10. Escuissato DL, Gasparetto EL, Marchiori E, Rocha Gde M, Inoue C, Pasquini R, et al. Pulmonary infections after bone marrow transplantation: high-resolution CT findings in 111 patients. AJR Am J Roentgenol. 2005;185(3):608-15.
11. Blum U, Windfuhr M, Buitrago-Tellez C, Sigmund G, Herbst EW, Langer M. Invasive pulmonary aspergillosis. MRI, CT, and plain radiographic findings and their contribution for early diagnosis. Chest. 1994;106(4):1156-61.
12. Gaeta M, Blandino A, Scribano E, Minutoli F, Volta S, Pandolfo I. Computed tomography halo sign in pulmonary nodules: frequency and diagnostic value. J Thorac Imaging. 1999;14(2):109-13.
13. Marchiori E, Marom EM, Zanetti G, Hochhegger B, Irion KL, Godoy MC. Reversed halo sign in invasive fungal infections: criteria for differentiation from organizing pneumonia. Chest. 2012;142(6):1469-73.
14. Gao F, Li M, Ge X, Zheng X, Ren Q, Chen Y, et al. Multi-detector spiral CT study of the relationships between pulmonary ground-glass nodules and blood vessels. Eur Radi-ol. 2013;23(12):3271-7.

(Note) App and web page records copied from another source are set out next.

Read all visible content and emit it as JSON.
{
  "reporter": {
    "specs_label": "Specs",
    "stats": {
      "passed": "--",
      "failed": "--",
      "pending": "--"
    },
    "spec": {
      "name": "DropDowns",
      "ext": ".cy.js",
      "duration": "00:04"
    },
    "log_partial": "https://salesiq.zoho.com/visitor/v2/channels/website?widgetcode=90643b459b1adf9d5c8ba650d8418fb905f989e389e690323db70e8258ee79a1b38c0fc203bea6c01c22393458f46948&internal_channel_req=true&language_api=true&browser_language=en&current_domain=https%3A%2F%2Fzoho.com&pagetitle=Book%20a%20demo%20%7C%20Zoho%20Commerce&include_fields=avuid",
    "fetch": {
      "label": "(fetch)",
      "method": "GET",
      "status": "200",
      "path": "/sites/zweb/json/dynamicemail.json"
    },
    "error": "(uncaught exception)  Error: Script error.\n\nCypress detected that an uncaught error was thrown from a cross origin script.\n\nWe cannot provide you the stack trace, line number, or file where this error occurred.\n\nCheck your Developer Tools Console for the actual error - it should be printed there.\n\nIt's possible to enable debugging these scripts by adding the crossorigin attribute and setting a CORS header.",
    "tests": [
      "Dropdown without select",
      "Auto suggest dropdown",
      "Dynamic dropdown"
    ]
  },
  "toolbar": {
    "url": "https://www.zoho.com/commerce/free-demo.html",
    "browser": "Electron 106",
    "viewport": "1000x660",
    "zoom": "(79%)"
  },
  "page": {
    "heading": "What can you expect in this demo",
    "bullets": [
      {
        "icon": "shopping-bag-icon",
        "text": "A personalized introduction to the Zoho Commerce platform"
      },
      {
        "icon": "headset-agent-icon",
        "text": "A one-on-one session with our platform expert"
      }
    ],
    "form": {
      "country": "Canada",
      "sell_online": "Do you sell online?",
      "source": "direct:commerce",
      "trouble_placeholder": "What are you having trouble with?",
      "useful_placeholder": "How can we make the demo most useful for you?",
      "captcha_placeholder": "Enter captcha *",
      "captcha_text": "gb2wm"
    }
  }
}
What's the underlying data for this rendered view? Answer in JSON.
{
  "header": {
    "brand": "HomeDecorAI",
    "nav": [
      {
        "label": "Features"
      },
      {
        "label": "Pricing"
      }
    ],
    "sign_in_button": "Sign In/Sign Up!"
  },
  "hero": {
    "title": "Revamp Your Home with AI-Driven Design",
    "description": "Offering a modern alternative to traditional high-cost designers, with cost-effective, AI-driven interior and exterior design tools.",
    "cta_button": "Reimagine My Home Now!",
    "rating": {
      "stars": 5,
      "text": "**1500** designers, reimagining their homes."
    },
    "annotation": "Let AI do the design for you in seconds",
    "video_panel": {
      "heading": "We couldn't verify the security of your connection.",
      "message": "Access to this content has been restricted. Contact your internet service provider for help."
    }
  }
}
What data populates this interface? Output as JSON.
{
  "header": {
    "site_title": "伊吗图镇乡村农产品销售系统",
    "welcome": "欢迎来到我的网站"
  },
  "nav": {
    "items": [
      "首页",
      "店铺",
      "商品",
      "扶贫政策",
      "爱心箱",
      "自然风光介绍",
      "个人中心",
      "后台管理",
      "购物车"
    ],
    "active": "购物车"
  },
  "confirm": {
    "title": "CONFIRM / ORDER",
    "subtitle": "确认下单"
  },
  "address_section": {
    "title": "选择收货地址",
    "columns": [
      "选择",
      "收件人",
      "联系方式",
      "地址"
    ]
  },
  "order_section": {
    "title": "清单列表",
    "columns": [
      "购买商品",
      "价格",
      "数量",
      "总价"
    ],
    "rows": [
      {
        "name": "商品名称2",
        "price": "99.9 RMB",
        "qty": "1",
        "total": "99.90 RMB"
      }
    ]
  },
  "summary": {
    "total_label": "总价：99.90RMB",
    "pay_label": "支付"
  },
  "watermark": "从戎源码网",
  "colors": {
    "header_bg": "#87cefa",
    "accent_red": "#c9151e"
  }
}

The Brazilian Journal of Pulmonology is indexed in:

Latindex Lilacs SciELO PubMed ISI Scopus Copernicus


CNPq, Capes, Ministério da Educação, Ministério da Ciência e Tecnologia, Governo Federal, Brasil, País Rico é País sem Pobreza
Secretariat of the Brazilian Journal of Pulmonology
SCS Quadra 01, Bloco K, Salas 203/204 Ed. Denasa. CEP: 70.398-900 - Brasília - DF
Fone/fax: 0800 61 6218/ (55) (61) 3245 1030/ (55) (61) 3245 6218

Copyright 2020 - Brazilian Thoracic Association

Logo GN1